The emergency rulemaking document also shows the governor’s economic development office does not believe it has to conduct an analysis of various effects the tax-free program might have on such things as job creation and impact of lost property tax revenues for localities. Such cost analysis work is often performed by agencies when proposing new rules.
“Because it is evident from the nature of the proposed rule that it will have a net positive impact on small businesses and local government, no further affirmative steps were needed to ascertain that fact and none were taken. Accordingly, a regulatory flexibility analysis for small business and local government is not required and one has not been prepared,’’ the rules state.
As for a “job impact statement,’’ the rules state none is needed because the program “will have either no impact or a positive impact on job and employment opportunities.’’
The new rulemaking notice also includes this paragraph: “Cost to the state government: none.’’ Cuomo’s budget office earlier this year projected the program will cost the state $323 million by 2017.
It's back to the Hyatt Regency Buffalo for Gov. Andrew M. Cuomo's big fundraiser on Nov. 19.
Cuomo supporters had originally slated an event aiming to raise several hundred thousand dollars for Cuomo 2014 on Nov. 6 at the Hyatt.
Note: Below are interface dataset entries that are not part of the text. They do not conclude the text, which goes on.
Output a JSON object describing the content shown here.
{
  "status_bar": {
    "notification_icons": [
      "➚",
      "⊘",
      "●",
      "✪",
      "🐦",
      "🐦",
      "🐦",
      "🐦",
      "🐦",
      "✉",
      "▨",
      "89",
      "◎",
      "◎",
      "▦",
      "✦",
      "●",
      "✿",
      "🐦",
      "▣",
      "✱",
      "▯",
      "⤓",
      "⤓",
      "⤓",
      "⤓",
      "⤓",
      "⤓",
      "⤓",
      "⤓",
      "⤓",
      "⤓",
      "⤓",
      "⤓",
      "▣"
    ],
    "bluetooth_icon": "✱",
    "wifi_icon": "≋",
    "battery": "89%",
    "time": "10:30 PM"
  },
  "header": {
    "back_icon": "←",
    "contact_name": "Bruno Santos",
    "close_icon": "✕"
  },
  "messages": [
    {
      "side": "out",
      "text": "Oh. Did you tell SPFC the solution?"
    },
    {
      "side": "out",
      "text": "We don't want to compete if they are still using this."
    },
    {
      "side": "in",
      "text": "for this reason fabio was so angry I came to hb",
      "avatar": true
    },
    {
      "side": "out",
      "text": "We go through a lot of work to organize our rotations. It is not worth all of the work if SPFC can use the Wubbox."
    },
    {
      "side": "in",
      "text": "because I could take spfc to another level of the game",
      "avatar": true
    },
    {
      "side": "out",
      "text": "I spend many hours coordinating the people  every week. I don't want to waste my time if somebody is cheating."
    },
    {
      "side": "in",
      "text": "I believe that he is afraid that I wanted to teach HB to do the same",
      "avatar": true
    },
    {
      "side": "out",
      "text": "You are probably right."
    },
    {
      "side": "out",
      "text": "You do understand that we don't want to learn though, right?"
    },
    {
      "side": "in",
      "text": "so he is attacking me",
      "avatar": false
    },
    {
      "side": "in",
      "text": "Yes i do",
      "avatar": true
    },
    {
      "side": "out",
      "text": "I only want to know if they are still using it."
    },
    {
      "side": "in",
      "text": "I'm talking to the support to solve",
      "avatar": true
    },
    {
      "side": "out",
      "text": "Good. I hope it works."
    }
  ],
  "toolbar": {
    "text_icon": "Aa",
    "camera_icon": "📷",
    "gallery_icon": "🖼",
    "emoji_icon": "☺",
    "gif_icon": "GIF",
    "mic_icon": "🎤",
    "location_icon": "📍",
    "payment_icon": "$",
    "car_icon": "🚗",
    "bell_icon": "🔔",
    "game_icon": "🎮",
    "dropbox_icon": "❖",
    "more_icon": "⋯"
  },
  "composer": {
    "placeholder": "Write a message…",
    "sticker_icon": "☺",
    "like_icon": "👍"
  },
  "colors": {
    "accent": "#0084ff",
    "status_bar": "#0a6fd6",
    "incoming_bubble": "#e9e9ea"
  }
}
But that event was suddenly switched to Templeton Landing, a move skeptical leaders of the Independent Oil and Gas Association say stemmed from their meeting slated for the same night on the same Hyatt floor.
“It may or may not be a coincidence; maybe he was not comfortable with us
right across the hall,” said Brad Gill, IOGA’s executive directo, in early November. “I certainly
find it ironic.”
But in another twist of irony, sources close to Cuomo say the event rescheduled for Nov. 19 is now back at the Hyatt -- presumably with no pro-fracking groups right across the hall.
A native of Schenectady, Robert J. McCarthy came to The Buffalo News in 1982 following a six-year stint at the Olean Times Herald. He is a graduate of St. Bonaventure University, and has been covering local, state and national politics since 1992.
Tom Precious joined The Buffalo News in 1997 as bureau chief at the state Capitol, where he covers everything from statewide politics and state government fiscal affairs to health care, environmental and municipal government matters. Prior to The News, he worked for news outlets in Albany and Washington, DC.
Jerry Zremski, The Buffalo News Washington bureau chief, has reported from the nation's capital since 1989 after joining The News as a business reporter in 1984. A graduate of Syracuse University, Zremski is a former Nieman fellow in journalism at Harvard University. In 2007, he served as president of the National Press Club.